And then:

danlatorre @LanceStrate Not familiar w/ Meyrowitz's No Sense of Place, will check out. (Still want to meet up! Work still insane; but getting staff)

Now let me go and respond to this. Just wait here for a minute...

OK, I'm back, and here's my new tweet:

@danlatorre No Sense of Place is required reading for understanding electronic media environments. Understand about work, just let me know.

Hey, why stop here. Here's a recent follow up comment from

mikeplugh Hey fathers out there....Biden's emotional moment was our liberation. We love our children and worry about them, too. It's 2008. Show it.

So I'll respond with:

LanceStrate @mikeplugh That was the most interesting moment of the debate, but I thought Biden squelched the emotion too quickly.


LanceStrate @mikeplugh But yes, a great moment for fatherhood!

Hey this is fun, and oh look, here's another nice tidbit from

mikeplugh CNN talks about Palin running in 2012. GOP pundits give her a real shot. I PRAY they run her against Obama. Please almighty God, please.

Let's see, what shall I say, hmm...

LanceStrate @mikeplugh Palin in 2012? I tell ya man, she's the next Reagan, which may mean she loses over and over again until say 2020 (my vision)

So, as you can see, you can get a full and complete account of the debate simply by monitoring Twitter alone, and of course monitoring my tweets in particular will provide you with a fair and accurate assessment, as I am only concerned with the aesthetic performance of the candidates in a "debate" that is in no real sense a debate, and will have very little if any impact on voters' decision making processes.

Or so a little birdie told me, tweet tweet!

1 comment:

Mike Plugh said...

Twitter still gets jammed up during high traffic events. I never saw half your replies until I read this blog. There's an issue of noise in the system that comes from structural factors. Twitter is no better than the telegraph if it doesn't learn to deal with many multiple messages flooding the system capacity at the same time.

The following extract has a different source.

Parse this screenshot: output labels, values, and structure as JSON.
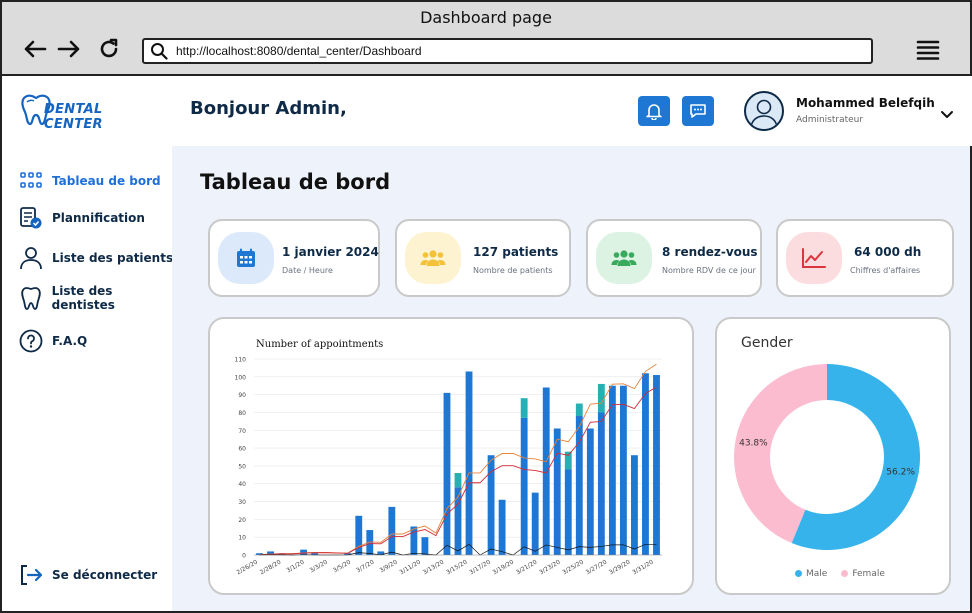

That said, Palin will never be Reagan because he had the Hollywood background to hone his craft. He also had to govern a highly complex state in California, and had to master a wide range of issues in the process. I'd also argue that Reagan was a far more literate candidate than Palin, a product of the electronic age, and therefore could articulate a message in a far more coherent and well-developed manner. She can't make up for that thinking process gap because she's not cognitively organized in a way that allows that evolution.